They’re a notorious favorite of rabbits. They’re delicious in a stew. They’re iconic at Eastertime. And whether you love them, hate them, or simply eat them because they’re choke-full of vitamins and minerals, carrots are one of the most popular vegetables in America, coming in right after potatoes, tomatoes, and onions. When you were a kid, your parents might have told you that carrots help you see better, but were they just trying to convince you to eat more veggies? Are carrots good for your eyes?
Are Carrots Good for Your Eyes?
Good news! The answer is yes.
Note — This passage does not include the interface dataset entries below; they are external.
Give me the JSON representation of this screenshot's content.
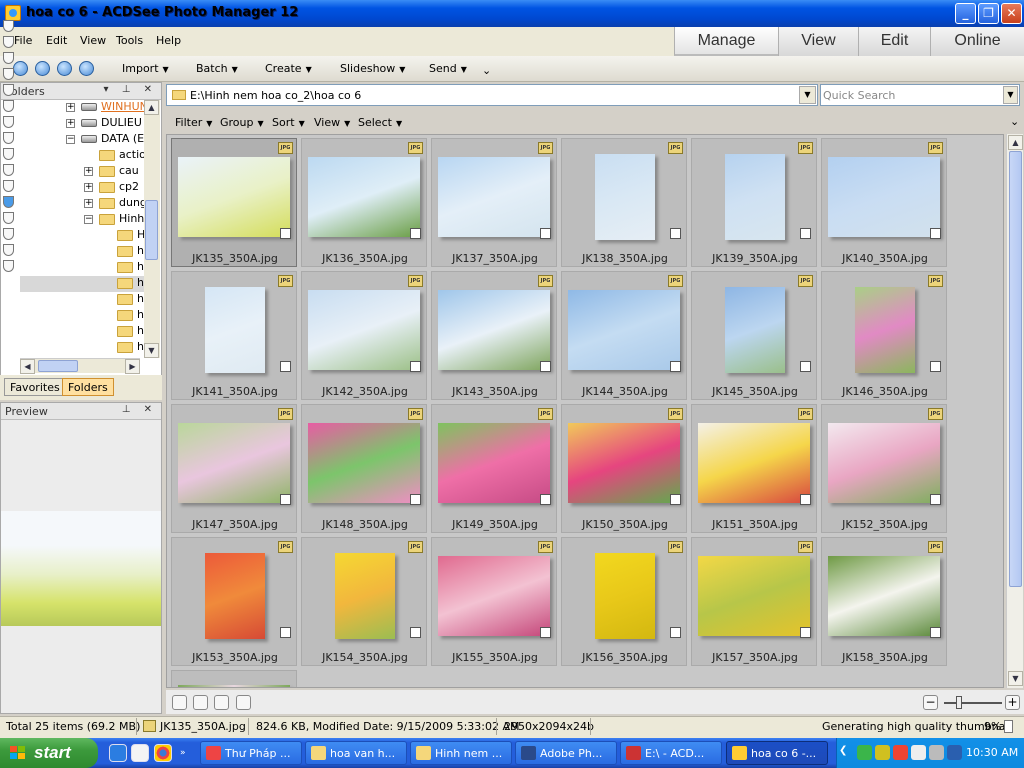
{
  "window": {
    "title": "hoa co 6 - ACDSee Photo Manager 12"
  },
  "menu": [
    "File",
    "Edit",
    "View",
    "Tools",
    "Help"
  ],
  "modes": [
    "Manage",
    "View",
    "Edit",
    "Online"
  ],
  "toolbar": {
    "items": [
      "Import",
      "Batch",
      "Create",
      "Slideshow",
      "Send"
    ]
  },
  "folders_pane": {
    "title": "Folders",
    "tree": [
      "WINHUN",
      "DULIEU",
      "DATA (E",
      "actio",
      "cau",
      "cp2",
      "dung",
      "Hinh",
      "H",
      "h",
      "h",
      "h",
      "h",
      "h",
      "h",
      "h"
    ],
    "tabs": [
      "Favorites",
      "Folders"
    ]
  },
  "preview_pane": {
    "title": "Preview"
  },
  "address": {
    "path": "E:\\Hinh nem hoa co_2\\hoa co 6",
    "search_placeholder": "Quick Search"
  },
  "filterbar": [
    "Filter",
    "Group",
    "Sort",
    "View",
    "Select"
  ],
  "file_badge": "JPG",
  "files": [
    {
      "name": "JK135_350A.jpg",
      "colors": [
        "#eaf3f9",
        "#e9f1c7",
        "#d4dd5a"
      ],
      "orient": "land"
    },
    {
      "name": "JK136_350A.jpg",
      "colors": [
        "#bcd9f1",
        "#dfeef7",
        "#6a9e45"
      ],
      "orient": "land"
    },
    {
      "name": "JK137_350A.jpg",
      "colors": [
        "#b8d6f2",
        "#e4eff8",
        "#d4e4ee"
      ],
      "orient": "land"
    },
    {
      "name": "JK138_350A.jpg",
      "colors": [
        "#c9def2",
        "#d9e8f4",
        "#e6eef5"
      ],
      "orient": "port"
    },
    {
      "name": "JK139_350A.jpg",
      "colors": [
        "#b6d2ef",
        "#cfe1f3",
        "#d8e6ef"
      ],
      "orient": "port"
    },
    {
      "name": "JK140_350A.jpg",
      "colors": [
        "#b3d0f0",
        "#c9ddf3",
        "#d2e1ec"
      ],
      "orient": "land"
    },
    {
      "name": "JK141_350A.jpg",
      "colors": [
        "#d5e6f5",
        "#e8f1f8",
        "#dfeaf2"
      ],
      "orient": "port"
    },
    {
      "name": "JK142_350A.jpg",
      "colors": [
        "#c8ddf1",
        "#e8f0f7",
        "#9cc087"
      ],
      "orient": "land"
    },
    {
      "name": "JK143_350A.jpg",
      "colors": [
        "#9fc6ea",
        "#e9f1f8",
        "#7fa55e"
      ],
      "orient": "land"
    },
    {
      "name": "JK144_350A.jpg",
      "colors": [
        "#8fb9e6",
        "#c4dcf2",
        "#a9c9e9"
      ],
      "orient": "land"
    },
    {
      "name": "JK145_350A.jpg",
      "colors": [
        "#8eb6e4",
        "#bcd6f0",
        "#9abf8a"
      ],
      "orient": "port"
    },
    {
      "name": "JK146_350A.jpg",
      "colors": [
        "#a9cf86",
        "#e18ac4",
        "#8bb65d"
      ],
      "orient": "port"
    },
    {
      "name": "JK147_350A.jpg",
      "colors": [
        "#b9d79a",
        "#e9c6de",
        "#8fb467"
      ],
      "orient": "land"
    },
    {
      "name": "JK148_350A.jpg",
      "colors": [
        "#e85ca4",
        "#7cc56b",
        "#f08ec4"
      ],
      "orient": "land"
    },
    {
      "name": "JK149_350A.jpg",
      "colors": [
        "#7ec35e",
        "#ef6fa7",
        "#c64b85"
      ],
      "orient": "land"
    },
    {
      "name": "JK150_350A.jpg",
      "colors": [
        "#f1c95a",
        "#e6457f",
        "#62a94e"
      ],
      "orient": "land"
    },
    {
      "name": "JK151_350A.jpg",
      "colors": [
        "#f4f1e8",
        "#f5d64a",
        "#d8473f"
      ],
      "orient": "land"
    },
    {
      "name": "JK152_350A.jpg",
      "colors": [
        "#f3e9ef",
        "#e9a6c3",
        "#7fae5e"
      ],
      "orient": "land"
    },
    {
      "name": "JK153_350A.jpg",
      "colors": [
        "#ec5a3a",
        "#f08a3b",
        "#d64a35"
      ],
      "orient": "port"
    },
    {
      "name": "JK154_350A.jpg",
      "colors": [
        "#f5d832",
        "#f2b73d",
        "#9bbd52"
      ],
      "orient": "port"
    },
    {
      "name": "JK155_350A.jpg",
      "colors": [
        "#e06a8f",
        "#f3c2d2",
        "#c5477a"
      ],
      "orient": "land"
    },
    {
      "name": "JK156_350A.jpg",
      "colors": [
        "#f2d81f",
        "#e8c819",
        "#d3b810"
      ],
      "orient": "port"
    },
    {
      "name": "JK157_350A.jpg",
      "colors": [
        "#f3d846",
        "#b7c649",
        "#e5c32b"
      ],
      "orient": "land"
    },
    {
      "name": "JK158_350A.jpg",
      "colors": [
        "#6f9a45",
        "#f4f4ee",
        "#5c8a3b"
      ],
      "orient": "land"
    }
  ],
  "status": {
    "total": "Total 25 items  (69.2 MB)",
    "selected": "JK135_350A.jpg",
    "info": "824.6 KB, Modified Date: 9/15/2009 5:33:02 AM",
    "dims": "2950x2094x24b",
    "task": "Generating high quality thumbnail",
    "percent": "9%"
  },
  "taskbar": {
    "start": "start",
    "tasks": [
      "Thư Pháp ...",
      "hoa van h...",
      "Hinh nem ...",
      "Adobe Ph...",
      "E:\\ - ACD...",
      "hoa co 6 -..."
    ],
    "clock": "10:30 AM"
  }
}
Carrots are good for your eyes.
But let’s dig a little deeper.
The main reason that carrots are touted as a great vegetable for eye health is that they’re an excellent source of vitamin A, which does benefit the eyes. That is not a myth. They provide vitamin A through beta carotene, a carotenoid that the body converts into vitamin A.
What’s funny, however, is that carrots are certainly not the only vegetables that offer vitamin A. Leafy green vegetables like kale, spinach, and broccoli are also excellent sources of vitamin A, as are sweet potatoes, red bell peppers, tomatoes, pumpkins, and other winter and summer squash. Looking beyond vegetables, you can find vitamin A in mangos, cantaloupe, beef liver, fish oils, milk, and eggs.
Furthermore, vitamin A is not the only vitamin that’s important for good eye health. Other antioxidant vitamins, including vitamin C and vitamin E, play a critical role in eye health as well. And some vegetables, such as those leafy green veggies, contain more of all these vitamins than carrots.
Why Does Vitamin A Benefit the Eyes?
Vitamin A allows opsin proteins to form in “cone cells.” It also allows rhodopsin proteins to form in “rod cells.” You might remember from anatomy class that cones help us see in brighter light, and rods help us see in dimmer light. Because of the connection between vitamin A and seeing in low-light conditions, vitamin A deficiency can lead to night blindness, a condition in which people struggle to see in dark environments. In addition, vitamin A deficiency is correlated with the development of cataracts and macular degeneration, and it can cause corneal ulcers that, if left untreated, can actually lead to the cornea melting away.
It’s important to note, however, that vitamin A deficiency is very rare in the United States. So it’s very unlikely that you or someone you know struggles to see at night or is at risk of losing your cornea because you’re not eating enough carrots or other sources of vitamin A.
It’s also not the case that someone who eats more carrots will have super-vision. Vitamin A enables good eye health; it doesn’t continually improve your eye health.
The Bottom Line
While carrots can help you maintain good eye health due to their beta carotenes, which the body converts into vitamin A, they’re just one great source of vitamin A. So, if you’re more partial to kale or spinach, don’t feel like you must regularly eat carrots. In addition, don’t expect carrots to improve your vision or correct issues like nearsightedness or farsightedness. Instead, think of them as a tool to maintain good eye health, especially in regard to night vision and corneal health.
When was the last time you had your eyes checked? If you live in southwest Missouri, stop by Heffington’s. Since 1975, the Heffington family has assisted the Springfield community with top-quality eye care and affordable eyeglasses and contacts. To learn more about our products and services, please get in touch with us online, send an e-mail to [email protected], or give us a call at 417-869-3937 (Optiland location) or 417-882-3937 (House of Vision location).